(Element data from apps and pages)
- - -

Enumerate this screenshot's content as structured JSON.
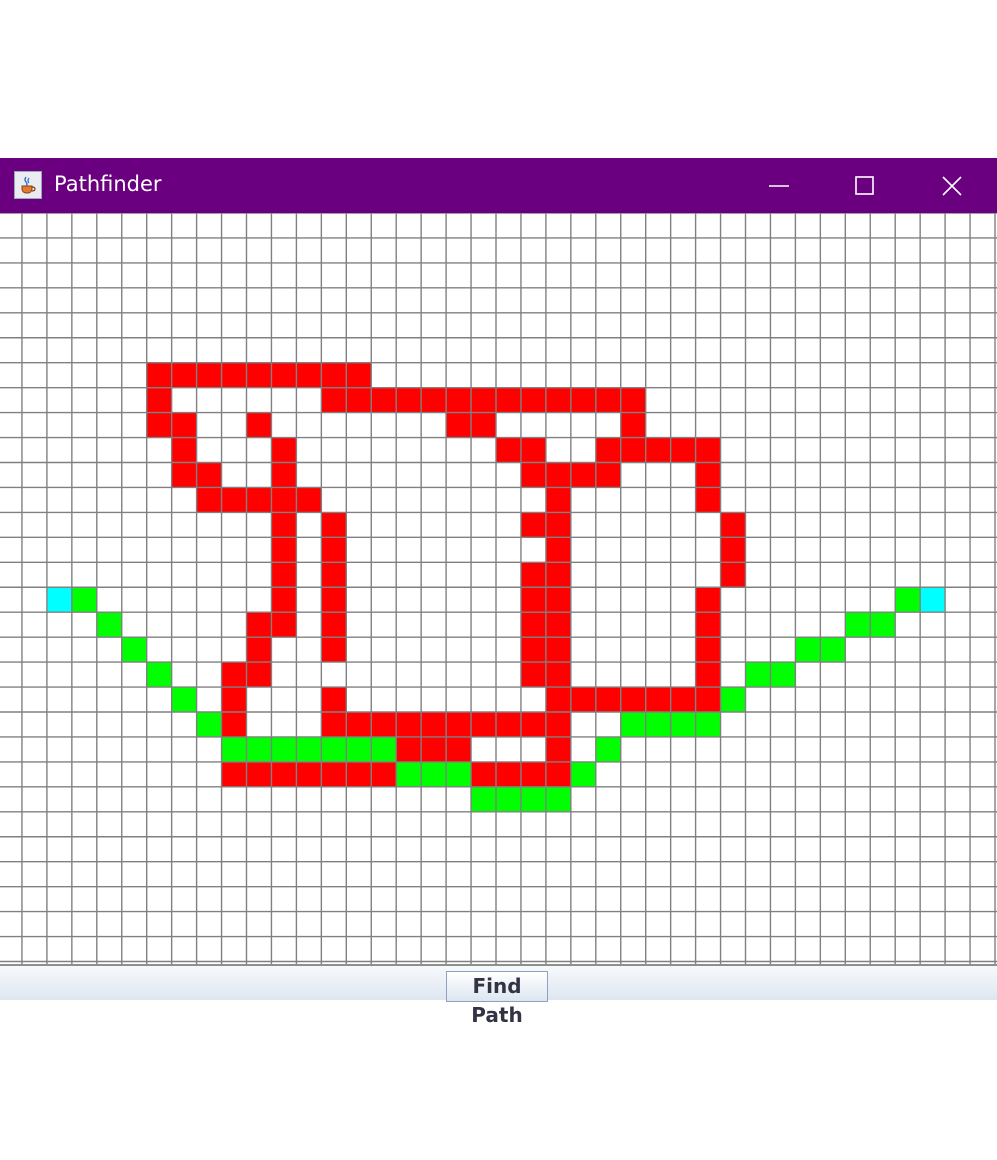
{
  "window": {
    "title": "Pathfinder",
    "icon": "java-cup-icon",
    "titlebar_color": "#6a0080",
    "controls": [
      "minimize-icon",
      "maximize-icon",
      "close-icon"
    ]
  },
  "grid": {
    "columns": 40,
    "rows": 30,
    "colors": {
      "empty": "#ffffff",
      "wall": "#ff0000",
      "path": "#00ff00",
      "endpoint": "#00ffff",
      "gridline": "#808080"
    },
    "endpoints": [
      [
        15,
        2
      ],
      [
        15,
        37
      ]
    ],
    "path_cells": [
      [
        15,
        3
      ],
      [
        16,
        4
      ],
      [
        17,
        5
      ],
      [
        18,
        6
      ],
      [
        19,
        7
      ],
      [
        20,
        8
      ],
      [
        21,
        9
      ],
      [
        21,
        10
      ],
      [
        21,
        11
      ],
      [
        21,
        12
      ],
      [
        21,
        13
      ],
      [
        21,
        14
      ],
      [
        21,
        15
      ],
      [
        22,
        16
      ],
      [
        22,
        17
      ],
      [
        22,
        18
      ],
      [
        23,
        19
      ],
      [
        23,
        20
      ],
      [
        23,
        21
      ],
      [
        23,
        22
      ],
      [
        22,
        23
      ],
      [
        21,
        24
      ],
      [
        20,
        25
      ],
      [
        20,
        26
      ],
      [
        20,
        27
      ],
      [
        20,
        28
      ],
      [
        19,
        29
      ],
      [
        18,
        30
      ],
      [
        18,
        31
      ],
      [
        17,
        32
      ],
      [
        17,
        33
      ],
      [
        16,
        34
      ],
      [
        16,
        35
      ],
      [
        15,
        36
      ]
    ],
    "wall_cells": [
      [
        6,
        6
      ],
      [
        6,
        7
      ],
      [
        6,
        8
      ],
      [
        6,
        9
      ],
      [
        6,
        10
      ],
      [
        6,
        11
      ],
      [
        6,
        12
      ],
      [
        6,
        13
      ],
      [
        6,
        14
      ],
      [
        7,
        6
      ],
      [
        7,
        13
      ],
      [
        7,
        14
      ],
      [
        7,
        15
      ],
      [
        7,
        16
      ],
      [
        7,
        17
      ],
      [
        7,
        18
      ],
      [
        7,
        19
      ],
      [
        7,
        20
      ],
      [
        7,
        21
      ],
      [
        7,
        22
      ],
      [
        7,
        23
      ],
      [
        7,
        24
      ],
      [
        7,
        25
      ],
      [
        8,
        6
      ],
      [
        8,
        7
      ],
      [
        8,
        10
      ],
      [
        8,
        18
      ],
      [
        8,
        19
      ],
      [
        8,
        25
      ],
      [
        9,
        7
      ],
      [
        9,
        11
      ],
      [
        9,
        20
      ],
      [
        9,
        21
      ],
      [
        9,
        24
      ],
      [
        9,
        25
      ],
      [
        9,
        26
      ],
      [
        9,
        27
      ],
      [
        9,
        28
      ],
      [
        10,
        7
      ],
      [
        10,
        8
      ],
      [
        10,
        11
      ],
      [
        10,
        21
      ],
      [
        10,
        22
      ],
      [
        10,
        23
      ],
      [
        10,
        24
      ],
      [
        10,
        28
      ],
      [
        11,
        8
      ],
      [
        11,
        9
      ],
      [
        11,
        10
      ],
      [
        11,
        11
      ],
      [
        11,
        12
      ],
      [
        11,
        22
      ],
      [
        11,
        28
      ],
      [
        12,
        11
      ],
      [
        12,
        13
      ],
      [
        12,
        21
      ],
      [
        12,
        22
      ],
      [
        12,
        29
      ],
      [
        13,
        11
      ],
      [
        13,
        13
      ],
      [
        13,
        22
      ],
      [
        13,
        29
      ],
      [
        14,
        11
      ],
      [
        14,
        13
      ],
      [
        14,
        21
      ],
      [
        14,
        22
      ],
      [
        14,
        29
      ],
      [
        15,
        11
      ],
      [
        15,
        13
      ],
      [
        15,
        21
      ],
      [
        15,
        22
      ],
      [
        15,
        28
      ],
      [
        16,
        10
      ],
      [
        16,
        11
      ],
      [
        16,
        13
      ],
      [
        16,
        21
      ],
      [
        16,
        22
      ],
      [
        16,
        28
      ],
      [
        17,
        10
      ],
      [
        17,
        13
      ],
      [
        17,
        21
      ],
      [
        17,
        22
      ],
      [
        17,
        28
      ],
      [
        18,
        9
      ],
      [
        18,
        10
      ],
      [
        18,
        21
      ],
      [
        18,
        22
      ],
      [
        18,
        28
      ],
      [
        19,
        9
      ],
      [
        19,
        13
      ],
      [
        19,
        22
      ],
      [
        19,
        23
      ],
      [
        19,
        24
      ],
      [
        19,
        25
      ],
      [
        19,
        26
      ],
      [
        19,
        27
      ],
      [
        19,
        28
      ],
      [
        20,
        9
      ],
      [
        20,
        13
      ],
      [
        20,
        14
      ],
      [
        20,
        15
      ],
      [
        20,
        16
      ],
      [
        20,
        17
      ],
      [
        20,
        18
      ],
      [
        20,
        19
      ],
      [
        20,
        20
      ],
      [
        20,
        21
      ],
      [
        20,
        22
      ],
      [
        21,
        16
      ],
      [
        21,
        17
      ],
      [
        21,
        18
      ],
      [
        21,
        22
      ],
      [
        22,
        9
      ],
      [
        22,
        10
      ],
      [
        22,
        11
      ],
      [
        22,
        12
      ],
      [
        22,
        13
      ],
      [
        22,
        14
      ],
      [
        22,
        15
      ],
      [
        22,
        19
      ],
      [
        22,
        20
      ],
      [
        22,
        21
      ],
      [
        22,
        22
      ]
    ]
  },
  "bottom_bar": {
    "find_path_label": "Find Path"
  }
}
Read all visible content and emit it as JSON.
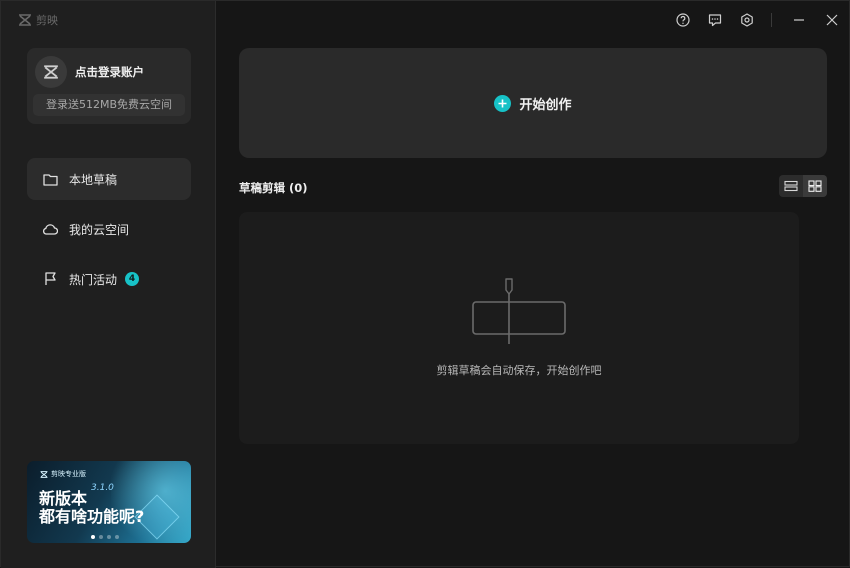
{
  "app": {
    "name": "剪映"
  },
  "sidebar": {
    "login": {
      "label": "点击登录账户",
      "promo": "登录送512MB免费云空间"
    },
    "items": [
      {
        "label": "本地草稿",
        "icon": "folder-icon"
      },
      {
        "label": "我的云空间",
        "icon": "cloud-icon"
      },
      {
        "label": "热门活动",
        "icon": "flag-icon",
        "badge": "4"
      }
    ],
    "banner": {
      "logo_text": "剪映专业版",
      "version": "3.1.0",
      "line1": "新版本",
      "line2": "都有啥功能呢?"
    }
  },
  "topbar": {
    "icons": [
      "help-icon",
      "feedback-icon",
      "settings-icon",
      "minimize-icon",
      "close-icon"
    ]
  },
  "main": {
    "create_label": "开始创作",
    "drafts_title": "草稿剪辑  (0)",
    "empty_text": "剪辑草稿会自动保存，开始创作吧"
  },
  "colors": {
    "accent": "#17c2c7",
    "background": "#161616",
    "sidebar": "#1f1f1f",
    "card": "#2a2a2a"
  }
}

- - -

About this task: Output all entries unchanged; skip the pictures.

Your response:
Enumerate this screenshot's content as structured JSON.
{
  "window": {
    "title": "Pathfinder",
    "icon": "java-cup-icon",
    "titlebar_color": "#6a0080",
    "controls": [
      "minimize-icon",
      "maximize-icon",
      "close-icon"
    ]
  },
  "grid": {
    "columns": 40,
    "rows": 30,
    "colors": {
      "empty": "#ffffff",
      "wall": "#ff0000",
      "path": "#00ff00",
      "endpoint": "#00ffff",
      "gridline": "#808080"
    },
    "endpoints": [
      [
        15,
        2
      ],
      [
        15,
        37
      ]
    ],
    "path_cells": [
      [
        15,
        3
      ],
      [
        16,
        4
      ],
      [
        17,
        5
      ],
      [
        18,
        6
      ],
      [
        19,
        7
      ],
      [
        20,
        8
      ],
      [
        21,
        9
      ],
      [
        21,
        10
      ],
      [
        21,
        11
      ],
      [
        21,
        12
      ],
      [
        21,
        13
      ],
      [
        21,
        14
      ],
      [
        21,
        15
      ],
      [
        22,
        16
      ],
      [
        22,
        17
      ],
      [
        22,
        18
      ],
      [
        23,
        19
      ],
      [
        23,
        20
      ],
      [
        23,
        21
      ],
      [
        23,
        22
      ],
      [
        22,
        23
      ],
      [
        21,
        24
      ],
      [
        20,
        25
      ],
      [
        20,
        26
      ],
      [
        20,
        27
      ],
      [
        20,
        28
      ],
      [
        19,
        29
      ],
      [
        18,
        30
      ],
      [
        18,
        31
      ],
      [
        17,
        32
      ],
      [
        17,
        33
      ],
      [
        16,
        34
      ],
      [
        16,
        35
      ],
      [
        15,
        36
      ]
    ],
    "wall_cells": [
      [
        6,
        6
      ],
      [
        6,
        7
      ],
      [
        6,
        8
      ],
      [
        6,
        9
      ],
      [
        6,
        10
      ],
      [
        6,
        11
      ],
      [
        6,
        12
      ],
      [
        6,
        13
      ],
      [
        6,
        14
      ],
      [
        7,
        6
      ],
      [
        7,
        13
      ],
      [
        7,
        14
      ],
      [
        7,
        15
      ],
      [
        7,
        16
      ],
      [
        7,
        17
      ],
      [
        7,
        18
      ],
      [
        7,
        19
      ],
      [
        7,
        20
      ],
      [
        7,
        21
      ],
      [
        7,
        22
      ],
      [
        7,
        23
      ],
      [
        7,
        24
      ],
      [
        7,
        25
      ],
      [
        8,
        6
      ],
      [
        8,
        7
      ],
      [
        8,
        10
      ],
      [
        8,
        18
      ],
      [
        8,
        19
      ],
      [
        8,
        25
      ],
      [
        9,
        7
      ],
      [
        9,
        11
      ],
      [
        9,
        20
      ],
      [
        9,
        21
      ],
      [
        9,
        24
      ],
      [
        9,
        25
      ],
      [
        9,
        26
      ],
      [
        9,
        27
      ],
      [
        9,
        28
      ],
      [
        10,
        7
      ],
      [
        10,
        8
      ],
      [
        10,
        11
      ],
      [
        10,
        21
      ],
      [
        10,
        22
      ],
      [
        10,
        23
      ],
      [
        10,
        24
      ],
      [
        10,
        28
      ],
      [
        11,
        8
      ],
      [
        11,
        9
      ],
      [
        11,
        10
      ],
      [
        11,
        11
      ],
      [
        11,
        12
      ],
      [
        11,
        22
      ],
      [
        11,
        28
      ],
      [
        12,
        11
      ],
      [
        12,
        13
      ],
      [
        12,
        21
      ],
      [
        12,
        22
      ],
      [
        12,
        29
      ],
      [
        13,
        11
      ],
      [
        13,
        13
      ],
      [
        13,
        22
      ],
      [
        13,
        29
      ],
      [
        14,
        11
      ],
      [
        14,
        13
      ],
      [
        14,
        21
      ],
      [
        14,
        22
      ],
      [
        14,
        29
      ],
      [
        15,
        11
      ],
      [
        15,
        13
      ],
      [
        15,
        21
      ],
      [
        15,
        22
      ],
      [
        15,
        28
      ],
      [
        16,
        10
      ],
      [
        16,
        11
      ],
      [
        16,
        13
      ],
      [
        16,
        21
      ],
      [
        16,
        22
      ],
      [
        16,
        28
      ],
      [
        17,
        10
      ],
      [
        17,
        13
      ],
      [
        17,
        21
      ],
      [
        17,
        22
      ],
      [
        17,
        28
      ],
      [
        18,
        9
      ],
      [
        18,
        10
      ],
      [
        18,
        21
      ],
      [
        18,
        22
      ],
      [
        18,
        28
      ],
      [
        19,
        9
      ],
      [
        19,
        13
      ],
      [
        19,
        22
      ],
      [
        19,
        23
      ],
      [
        19,
        24
      ],
      [
        19,
        25
      ],
      [
        19,
        26
      ],
      [
        19,
        27
      ],
      [
        19,
        28
      ],
      [
        20,
        9
      ],
      [
        20,
        13
      ],
      [
        20,
        14
      ],
      [
        20,
        15
      ],
      [
        20,
        16
      ],
      [
        20,
        17
      ],
      [
        20,
        18
      ],
      [
        20,
        19
      ],
      [
        20,
        20
      ],
      [
        20,
        21
      ],
      [
        20,
        22
      ],
      [
        21,
        16
      ],
      [
        21,
        17
      ],
      [
        21,
        18
      ],
      [
        21,
        22
      ],
      [
        22,
        9
      ],
      [
        22,
        10
      ],
      [
        22,
        11
      ],
      [
        22,
        12
      ],
      [
        22,
        13
      ],
      [
        22,
        14
      ],
      [
        22,
        15
      ],
      [
        22,
        19
      ],
      [
        22,
        20
      ],
      [
        22,
        21
      ],
      [
        22,
        22
      ]
    ]
  },
  "bottom_bar": {
    "find_path_label": "Find Path"
  }
}
Read all visible content and emit it as JSON.
{
  "app": {
    "name": "剪映"
  },
  "sidebar": {
    "login": {
      "label": "点击登录账户",
      "promo": "登录送512MB免费云空间"
    },
    "items": [
      {
        "label": "本地草稿",
        "icon": "folder-icon"
      },
      {
        "label": "我的云空间",
        "icon": "cloud-icon"
      },
      {
        "label": "热门活动",
        "icon": "flag-icon",
        "badge": "4"
      }
    ],
    "banner": {
      "logo_text": "剪映专业版",
      "version": "3.1.0",
      "line1": "新版本",
      "line2": "都有啥功能呢?"
    }
  },
  "topbar": {
    "icons": [
      "help-icon",
      "feedback-icon",
      "settings-icon",
      "minimize-icon",
      "close-icon"
    ]
  },
  "main": {
    "create_label": "开始创作",
    "drafts_title": "草稿剪辑  (0)",
    "empty_text": "剪辑草稿会自动保存，开始创作吧"
  },
  "colors": {
    "accent": "#17c2c7",
    "background": "#161616",
    "sidebar": "#1f1f1f",
    "card": "#2a2a2a"
  }
}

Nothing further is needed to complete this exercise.